That formula has worked well so far, but now, the last year and next season, we will see the long term prognosis for this team. Their core players are fading away. Tedy Bruschi, Rodney Harrison, and Mike Vrabel to an extent, are not as potent as they once were. I hate putting Vrabel in that conversation because he’s still effective, but he’s older, and you have to wonder when that will catch up with him. Bruschi, we all know he’s not sure where he wants to be next year. He led the team in tackles, which is great, but we didn’t see those “big plays” we’re used to from him. Could it be the system? Or is he a step too slow? I love the guy, but maybe it’s time to go younger?
As for Rodney Harrison, he’s an interesting situation. The last two years he’s had really bad luck with injuries. Can he still play? Absolutely. I just don’t know if he can last another season without an injury. It seems to me his style of play is what gets him into trouble. He’s so effective because he’s flying around the field. I don’t think he’s a mess out there- don’t get me wrong.
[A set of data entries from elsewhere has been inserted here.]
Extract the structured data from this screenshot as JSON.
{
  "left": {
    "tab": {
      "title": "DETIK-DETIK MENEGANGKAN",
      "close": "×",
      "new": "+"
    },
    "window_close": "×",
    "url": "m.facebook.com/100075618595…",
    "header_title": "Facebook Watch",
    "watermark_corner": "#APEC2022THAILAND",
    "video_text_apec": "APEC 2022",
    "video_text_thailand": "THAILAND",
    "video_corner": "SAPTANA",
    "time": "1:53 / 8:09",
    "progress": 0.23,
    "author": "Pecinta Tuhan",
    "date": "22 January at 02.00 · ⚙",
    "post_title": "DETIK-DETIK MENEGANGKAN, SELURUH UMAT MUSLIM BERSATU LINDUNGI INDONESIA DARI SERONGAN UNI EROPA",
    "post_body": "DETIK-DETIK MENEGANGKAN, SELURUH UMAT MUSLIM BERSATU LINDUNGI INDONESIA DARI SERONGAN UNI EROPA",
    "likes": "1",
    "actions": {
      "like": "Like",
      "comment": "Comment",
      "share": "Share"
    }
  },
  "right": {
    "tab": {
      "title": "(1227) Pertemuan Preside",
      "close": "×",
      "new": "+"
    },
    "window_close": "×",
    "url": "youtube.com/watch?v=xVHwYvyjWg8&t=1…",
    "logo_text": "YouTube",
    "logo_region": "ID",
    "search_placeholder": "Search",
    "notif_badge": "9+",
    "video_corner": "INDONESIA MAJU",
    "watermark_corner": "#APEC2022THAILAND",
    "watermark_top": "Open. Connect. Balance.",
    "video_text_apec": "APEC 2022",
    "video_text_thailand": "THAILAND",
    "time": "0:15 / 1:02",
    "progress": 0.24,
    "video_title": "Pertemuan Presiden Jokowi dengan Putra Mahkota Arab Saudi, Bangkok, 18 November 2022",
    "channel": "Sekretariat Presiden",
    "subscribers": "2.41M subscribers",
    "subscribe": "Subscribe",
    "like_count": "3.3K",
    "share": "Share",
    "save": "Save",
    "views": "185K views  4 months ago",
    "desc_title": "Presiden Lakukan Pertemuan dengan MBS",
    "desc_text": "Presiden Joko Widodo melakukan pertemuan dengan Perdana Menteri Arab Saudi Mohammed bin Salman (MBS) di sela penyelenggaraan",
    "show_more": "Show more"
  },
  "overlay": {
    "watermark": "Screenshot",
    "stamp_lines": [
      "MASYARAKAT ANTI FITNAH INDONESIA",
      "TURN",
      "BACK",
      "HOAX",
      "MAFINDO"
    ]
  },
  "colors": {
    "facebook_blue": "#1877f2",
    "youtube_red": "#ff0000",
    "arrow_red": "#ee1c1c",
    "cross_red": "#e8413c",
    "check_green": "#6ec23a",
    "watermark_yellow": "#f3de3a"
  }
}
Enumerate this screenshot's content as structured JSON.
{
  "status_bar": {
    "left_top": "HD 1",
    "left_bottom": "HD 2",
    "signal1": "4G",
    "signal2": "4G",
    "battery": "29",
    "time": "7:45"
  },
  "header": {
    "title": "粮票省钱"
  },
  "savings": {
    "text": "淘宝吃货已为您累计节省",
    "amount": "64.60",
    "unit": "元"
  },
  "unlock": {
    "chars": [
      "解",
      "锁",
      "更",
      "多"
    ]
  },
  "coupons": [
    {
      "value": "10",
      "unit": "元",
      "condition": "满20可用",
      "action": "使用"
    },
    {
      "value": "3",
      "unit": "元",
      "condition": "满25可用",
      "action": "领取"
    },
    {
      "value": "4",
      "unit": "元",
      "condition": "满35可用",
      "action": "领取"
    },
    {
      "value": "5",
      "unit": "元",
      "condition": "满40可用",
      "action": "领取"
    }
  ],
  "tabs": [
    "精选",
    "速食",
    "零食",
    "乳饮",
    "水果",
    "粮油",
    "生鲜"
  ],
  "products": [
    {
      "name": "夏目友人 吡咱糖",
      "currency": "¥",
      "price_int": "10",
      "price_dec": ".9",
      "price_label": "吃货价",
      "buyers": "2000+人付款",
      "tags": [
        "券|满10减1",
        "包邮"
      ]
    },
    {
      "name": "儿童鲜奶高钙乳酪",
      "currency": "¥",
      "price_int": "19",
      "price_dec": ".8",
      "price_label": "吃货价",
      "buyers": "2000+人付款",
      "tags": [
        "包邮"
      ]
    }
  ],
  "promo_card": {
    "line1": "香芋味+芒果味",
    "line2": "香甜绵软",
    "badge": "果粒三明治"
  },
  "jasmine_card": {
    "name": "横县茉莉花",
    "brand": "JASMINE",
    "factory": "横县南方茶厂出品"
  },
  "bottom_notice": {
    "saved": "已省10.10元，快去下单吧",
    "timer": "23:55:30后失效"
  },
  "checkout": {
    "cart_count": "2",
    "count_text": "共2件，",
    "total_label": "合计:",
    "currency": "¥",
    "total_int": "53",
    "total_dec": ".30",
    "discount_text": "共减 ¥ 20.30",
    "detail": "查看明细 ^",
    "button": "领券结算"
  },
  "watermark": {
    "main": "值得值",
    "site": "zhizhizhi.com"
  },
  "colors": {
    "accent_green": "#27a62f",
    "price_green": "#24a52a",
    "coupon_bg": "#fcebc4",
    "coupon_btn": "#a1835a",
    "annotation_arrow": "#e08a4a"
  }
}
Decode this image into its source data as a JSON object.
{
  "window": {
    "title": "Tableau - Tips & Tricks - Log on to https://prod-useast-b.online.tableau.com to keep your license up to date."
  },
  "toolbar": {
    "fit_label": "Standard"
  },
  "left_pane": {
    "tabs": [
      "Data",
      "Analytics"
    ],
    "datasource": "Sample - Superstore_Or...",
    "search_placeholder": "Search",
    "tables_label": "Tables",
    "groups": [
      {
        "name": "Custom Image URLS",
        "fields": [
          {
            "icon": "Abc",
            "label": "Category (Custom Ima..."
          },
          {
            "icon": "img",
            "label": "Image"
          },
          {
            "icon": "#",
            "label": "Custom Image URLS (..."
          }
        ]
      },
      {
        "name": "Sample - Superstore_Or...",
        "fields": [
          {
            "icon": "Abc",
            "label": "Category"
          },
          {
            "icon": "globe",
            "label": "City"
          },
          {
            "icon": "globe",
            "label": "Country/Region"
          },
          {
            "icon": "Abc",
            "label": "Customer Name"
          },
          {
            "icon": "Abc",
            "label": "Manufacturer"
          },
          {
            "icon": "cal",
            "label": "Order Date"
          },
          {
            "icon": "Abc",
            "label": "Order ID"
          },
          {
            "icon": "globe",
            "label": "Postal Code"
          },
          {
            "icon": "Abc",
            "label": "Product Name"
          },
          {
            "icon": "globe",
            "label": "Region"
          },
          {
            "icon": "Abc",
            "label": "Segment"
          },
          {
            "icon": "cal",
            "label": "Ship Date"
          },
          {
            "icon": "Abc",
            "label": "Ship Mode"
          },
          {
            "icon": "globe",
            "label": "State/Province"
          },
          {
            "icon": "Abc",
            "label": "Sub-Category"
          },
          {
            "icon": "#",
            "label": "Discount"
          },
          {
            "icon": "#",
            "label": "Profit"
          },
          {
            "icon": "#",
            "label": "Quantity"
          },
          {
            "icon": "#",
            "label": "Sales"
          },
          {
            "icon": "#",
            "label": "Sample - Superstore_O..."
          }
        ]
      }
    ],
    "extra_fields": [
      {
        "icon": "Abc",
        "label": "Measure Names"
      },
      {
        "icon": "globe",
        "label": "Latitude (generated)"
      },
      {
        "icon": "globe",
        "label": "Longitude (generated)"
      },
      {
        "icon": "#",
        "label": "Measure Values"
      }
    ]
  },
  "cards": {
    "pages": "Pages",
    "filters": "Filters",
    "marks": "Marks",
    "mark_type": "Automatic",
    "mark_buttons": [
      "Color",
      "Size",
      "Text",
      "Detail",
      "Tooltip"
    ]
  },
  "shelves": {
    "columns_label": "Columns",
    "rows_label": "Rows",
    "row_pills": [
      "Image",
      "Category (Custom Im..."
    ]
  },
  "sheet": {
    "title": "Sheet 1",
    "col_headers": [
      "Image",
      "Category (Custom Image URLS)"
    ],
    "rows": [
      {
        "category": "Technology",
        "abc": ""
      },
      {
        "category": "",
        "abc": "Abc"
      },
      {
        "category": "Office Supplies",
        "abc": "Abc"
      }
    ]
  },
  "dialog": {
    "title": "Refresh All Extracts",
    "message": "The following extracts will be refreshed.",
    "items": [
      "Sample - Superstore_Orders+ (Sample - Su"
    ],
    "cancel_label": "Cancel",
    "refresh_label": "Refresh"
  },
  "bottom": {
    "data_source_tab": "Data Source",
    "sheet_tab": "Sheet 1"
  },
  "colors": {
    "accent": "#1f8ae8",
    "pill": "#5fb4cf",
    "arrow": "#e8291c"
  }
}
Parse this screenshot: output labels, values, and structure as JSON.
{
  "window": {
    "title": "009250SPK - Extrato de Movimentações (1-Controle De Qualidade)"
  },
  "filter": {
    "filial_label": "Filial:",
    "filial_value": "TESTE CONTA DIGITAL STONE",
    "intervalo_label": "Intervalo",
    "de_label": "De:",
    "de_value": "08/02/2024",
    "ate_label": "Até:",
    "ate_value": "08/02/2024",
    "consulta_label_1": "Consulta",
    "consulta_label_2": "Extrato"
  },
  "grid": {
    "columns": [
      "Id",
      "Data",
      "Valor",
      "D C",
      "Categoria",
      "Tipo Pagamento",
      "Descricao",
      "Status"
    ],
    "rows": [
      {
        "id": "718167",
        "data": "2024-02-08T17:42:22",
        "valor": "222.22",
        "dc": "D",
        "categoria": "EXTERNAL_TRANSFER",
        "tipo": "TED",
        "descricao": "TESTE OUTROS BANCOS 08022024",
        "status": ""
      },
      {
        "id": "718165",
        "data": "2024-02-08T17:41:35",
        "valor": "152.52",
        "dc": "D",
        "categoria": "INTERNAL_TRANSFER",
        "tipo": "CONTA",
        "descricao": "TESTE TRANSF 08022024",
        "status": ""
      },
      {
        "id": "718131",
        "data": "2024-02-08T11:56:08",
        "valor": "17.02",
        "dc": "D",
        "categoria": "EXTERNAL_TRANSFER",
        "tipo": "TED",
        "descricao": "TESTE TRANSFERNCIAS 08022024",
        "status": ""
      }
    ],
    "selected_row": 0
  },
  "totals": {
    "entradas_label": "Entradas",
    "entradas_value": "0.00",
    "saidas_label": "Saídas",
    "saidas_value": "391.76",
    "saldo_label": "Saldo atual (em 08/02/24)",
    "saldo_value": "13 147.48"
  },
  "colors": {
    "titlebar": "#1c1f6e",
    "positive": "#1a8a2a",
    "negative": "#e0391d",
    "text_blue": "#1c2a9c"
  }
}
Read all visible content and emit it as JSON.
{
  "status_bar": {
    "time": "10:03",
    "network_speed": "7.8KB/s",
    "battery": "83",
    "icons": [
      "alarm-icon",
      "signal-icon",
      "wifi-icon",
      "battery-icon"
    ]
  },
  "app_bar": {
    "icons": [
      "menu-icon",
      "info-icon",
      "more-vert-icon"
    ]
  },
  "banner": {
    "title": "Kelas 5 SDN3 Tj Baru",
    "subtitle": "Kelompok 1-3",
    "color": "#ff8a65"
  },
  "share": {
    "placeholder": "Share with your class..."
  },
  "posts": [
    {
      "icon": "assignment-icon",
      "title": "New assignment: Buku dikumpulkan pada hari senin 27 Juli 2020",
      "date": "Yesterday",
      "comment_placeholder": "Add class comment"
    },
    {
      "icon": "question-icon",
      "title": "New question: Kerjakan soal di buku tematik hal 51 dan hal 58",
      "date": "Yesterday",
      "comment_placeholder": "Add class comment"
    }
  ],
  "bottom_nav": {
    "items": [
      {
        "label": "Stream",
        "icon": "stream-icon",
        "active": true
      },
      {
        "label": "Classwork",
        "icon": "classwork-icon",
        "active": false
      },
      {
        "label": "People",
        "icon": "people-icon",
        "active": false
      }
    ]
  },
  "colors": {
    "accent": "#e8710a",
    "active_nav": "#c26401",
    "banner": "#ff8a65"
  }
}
But because he’s covering more field than a normal SS, he’s more apt to get that one odd hit that tweaks his knee or leg or shoulder. If he can stay lucky and not get injured next year, I still think he’ll be potent. But clearly without him the defense is softer in the middle, and they can’t afford to rest their laurels on a guy who hasn’t held it together the last two years.
A lot of big decisions are going to be made this year, but that has been the consistency of the BB regime. Every year there’s a big decision, and so far, since 2000, he’s made more good than bad ones. One thing is certain, through all this. There will not be a lack of controversy, or a lack of interest, in what the Patriots are going to do to prepare for 2007. We will have that covered, so keep here at PatriotsFanBlog.com. Go Pats!